A variable font by Jens Kutilek based on the ISO 3098 standard lettering.
My mother worked as a draftswoman. When I was young, she gave me her old lettering stencils and Rapidograph pens to play with. I’ve been fond of this lettering style ever since.
Apprentice draftspeople and other technical professions had to learn to write in this style. Using the stencils was slow and cumbersome, so they had to learn to write “Normschrift” freehand.
˚ÄBCDÊFGHIJKLMÑÖPRSTÜVWXYŽ ◁ ⌀/0,123456789 ▷
2522/2,5 jens·type ISO 3098/1 GERMANY DIN 6776
This is pure HTML + CSS + a webfont!
“Normschrift” — the sound of this word drove many an apprentice draftsperson to despair.

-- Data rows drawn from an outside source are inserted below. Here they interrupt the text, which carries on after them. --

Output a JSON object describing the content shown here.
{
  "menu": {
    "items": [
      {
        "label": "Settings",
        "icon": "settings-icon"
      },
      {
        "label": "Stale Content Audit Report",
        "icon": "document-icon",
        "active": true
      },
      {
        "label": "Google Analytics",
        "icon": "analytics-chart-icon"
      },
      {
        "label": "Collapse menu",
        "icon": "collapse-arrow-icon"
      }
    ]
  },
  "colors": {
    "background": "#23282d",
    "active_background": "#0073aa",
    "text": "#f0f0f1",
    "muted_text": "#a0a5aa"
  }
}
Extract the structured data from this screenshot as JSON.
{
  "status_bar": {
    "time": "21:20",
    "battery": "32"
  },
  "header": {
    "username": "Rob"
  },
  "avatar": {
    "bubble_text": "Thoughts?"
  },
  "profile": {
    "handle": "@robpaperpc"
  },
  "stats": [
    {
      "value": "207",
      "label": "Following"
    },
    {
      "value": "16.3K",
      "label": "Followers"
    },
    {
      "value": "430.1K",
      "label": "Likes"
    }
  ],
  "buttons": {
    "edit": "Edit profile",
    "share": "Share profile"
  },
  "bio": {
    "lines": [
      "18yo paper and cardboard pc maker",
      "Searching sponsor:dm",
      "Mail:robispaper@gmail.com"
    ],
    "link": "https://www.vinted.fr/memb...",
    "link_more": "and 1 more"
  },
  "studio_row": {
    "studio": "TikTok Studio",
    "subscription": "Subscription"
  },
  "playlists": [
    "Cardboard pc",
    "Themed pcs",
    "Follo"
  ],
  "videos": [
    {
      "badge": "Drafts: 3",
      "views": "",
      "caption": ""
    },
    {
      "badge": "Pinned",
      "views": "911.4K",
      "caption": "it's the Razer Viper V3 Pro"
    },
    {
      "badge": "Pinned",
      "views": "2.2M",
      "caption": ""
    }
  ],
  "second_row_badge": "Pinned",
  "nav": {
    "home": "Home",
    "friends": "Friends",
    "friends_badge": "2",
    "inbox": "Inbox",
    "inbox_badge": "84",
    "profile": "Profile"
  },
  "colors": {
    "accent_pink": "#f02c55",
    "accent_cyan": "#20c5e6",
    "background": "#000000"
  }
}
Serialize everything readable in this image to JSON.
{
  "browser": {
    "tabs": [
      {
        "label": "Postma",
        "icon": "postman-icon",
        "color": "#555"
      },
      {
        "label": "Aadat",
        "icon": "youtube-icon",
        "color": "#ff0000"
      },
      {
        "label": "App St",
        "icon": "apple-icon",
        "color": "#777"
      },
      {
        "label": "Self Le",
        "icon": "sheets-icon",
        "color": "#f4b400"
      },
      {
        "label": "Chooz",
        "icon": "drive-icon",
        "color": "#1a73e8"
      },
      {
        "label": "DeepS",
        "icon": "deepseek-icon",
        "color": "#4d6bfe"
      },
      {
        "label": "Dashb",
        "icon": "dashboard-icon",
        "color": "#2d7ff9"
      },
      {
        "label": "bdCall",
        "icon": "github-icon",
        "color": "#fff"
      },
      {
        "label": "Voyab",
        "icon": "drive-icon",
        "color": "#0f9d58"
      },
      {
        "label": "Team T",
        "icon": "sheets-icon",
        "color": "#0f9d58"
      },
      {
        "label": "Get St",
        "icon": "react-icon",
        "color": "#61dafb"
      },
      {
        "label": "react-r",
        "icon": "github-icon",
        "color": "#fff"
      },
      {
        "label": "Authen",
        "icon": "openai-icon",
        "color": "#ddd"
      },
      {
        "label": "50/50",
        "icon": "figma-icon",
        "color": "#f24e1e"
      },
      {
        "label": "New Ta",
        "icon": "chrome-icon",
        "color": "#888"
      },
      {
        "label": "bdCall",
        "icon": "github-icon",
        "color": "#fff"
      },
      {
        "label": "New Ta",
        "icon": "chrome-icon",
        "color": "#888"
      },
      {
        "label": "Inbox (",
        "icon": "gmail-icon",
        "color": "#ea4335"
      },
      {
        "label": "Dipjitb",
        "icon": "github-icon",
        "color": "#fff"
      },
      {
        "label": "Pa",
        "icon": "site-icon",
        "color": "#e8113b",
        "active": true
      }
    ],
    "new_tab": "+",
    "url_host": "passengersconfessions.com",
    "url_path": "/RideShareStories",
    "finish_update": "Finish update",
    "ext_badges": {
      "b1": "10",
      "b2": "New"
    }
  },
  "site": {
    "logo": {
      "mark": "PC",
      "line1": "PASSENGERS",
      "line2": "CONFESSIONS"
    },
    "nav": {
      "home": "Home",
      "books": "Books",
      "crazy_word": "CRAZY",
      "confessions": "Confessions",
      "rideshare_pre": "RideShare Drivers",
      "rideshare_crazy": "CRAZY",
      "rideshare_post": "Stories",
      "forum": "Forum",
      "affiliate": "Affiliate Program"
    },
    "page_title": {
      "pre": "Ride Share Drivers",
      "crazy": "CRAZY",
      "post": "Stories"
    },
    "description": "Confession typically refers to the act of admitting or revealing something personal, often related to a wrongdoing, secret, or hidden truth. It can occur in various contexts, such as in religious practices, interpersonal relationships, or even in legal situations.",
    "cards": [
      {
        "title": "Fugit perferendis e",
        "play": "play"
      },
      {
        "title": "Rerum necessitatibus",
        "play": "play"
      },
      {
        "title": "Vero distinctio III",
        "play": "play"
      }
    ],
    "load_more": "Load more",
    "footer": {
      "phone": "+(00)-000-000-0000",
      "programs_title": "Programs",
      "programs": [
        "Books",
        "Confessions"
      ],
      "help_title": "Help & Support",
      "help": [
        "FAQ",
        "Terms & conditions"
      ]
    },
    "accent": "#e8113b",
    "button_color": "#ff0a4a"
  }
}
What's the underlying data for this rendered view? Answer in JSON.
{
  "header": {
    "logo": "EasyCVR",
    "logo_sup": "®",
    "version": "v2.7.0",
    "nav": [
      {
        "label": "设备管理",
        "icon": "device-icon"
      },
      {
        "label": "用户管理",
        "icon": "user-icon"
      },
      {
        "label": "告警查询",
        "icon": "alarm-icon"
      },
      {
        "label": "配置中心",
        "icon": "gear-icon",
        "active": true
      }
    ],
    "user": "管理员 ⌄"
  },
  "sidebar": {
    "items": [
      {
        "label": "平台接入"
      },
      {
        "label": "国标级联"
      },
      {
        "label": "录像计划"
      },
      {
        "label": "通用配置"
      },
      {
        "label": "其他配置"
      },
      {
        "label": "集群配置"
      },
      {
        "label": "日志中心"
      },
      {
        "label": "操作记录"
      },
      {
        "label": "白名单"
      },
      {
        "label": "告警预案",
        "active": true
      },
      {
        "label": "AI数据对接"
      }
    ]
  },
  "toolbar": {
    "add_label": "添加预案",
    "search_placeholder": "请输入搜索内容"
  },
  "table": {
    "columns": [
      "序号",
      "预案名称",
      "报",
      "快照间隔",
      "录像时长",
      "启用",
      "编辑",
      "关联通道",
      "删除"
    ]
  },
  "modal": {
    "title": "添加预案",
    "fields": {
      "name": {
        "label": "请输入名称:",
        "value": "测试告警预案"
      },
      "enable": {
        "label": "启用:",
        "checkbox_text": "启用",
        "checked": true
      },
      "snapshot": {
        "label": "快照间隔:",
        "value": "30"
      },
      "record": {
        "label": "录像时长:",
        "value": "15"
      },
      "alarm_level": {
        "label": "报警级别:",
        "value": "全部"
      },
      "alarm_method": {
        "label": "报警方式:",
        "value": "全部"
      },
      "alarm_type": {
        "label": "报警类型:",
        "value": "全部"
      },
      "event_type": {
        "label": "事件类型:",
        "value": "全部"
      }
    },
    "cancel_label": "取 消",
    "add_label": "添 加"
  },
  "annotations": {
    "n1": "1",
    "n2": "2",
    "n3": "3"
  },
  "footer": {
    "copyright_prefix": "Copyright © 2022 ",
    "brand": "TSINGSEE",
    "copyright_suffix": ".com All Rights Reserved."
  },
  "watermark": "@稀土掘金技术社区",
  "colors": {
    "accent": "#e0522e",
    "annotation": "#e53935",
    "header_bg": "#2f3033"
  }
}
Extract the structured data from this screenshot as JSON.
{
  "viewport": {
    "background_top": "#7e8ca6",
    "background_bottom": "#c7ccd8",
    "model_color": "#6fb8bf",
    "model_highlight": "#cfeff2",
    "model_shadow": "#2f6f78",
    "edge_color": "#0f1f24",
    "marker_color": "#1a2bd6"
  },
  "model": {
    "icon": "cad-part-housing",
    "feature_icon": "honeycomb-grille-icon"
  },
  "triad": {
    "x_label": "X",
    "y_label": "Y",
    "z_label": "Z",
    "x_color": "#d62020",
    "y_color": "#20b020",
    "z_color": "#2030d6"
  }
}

In the good old days before computers, draftsmen and draftswomen wearing white smocks worked on big drawing boards with Rapidograph pens. The pens were hell to keep clean and in working condition, as the ink tended to clog up the delicate mechanism when it dried.
Apprentices had a hard time learning a standard lettering style colloquially called “Normschrift” — “standard writing”. As Germans like their cryptic & important-sounding code names, the official name was “DIN 6776” in the west, and “TGL0-16/TGL0-17” in the east.
The typical orange stencils were cumbersome to use, so you really had to learn to write this style freehand. Apprentices had to keep a report note book and were also graded on how well they could write Normschrift.
Later this lettering style became an international standard, ISO 3098, but since the advent of computers it gradually fell out of use, and today mostly system fonts are used for CAD drawings.
In the Normschrift fonts, I designed an implementation of this lettering style, following the ISO standard loosely. The engineers who invented Normschrift knew nothing about proper letter spacing. The original style included an upright variant and one slanted 15° (or 75° in engineer’s measurements). Thanks to variable font technology, you can now also use any slant angle in between those extremes. There are also two Stylistic Sets for the alternate a and the filled-in counters.
You can play with the variable font on Axis-Praxis.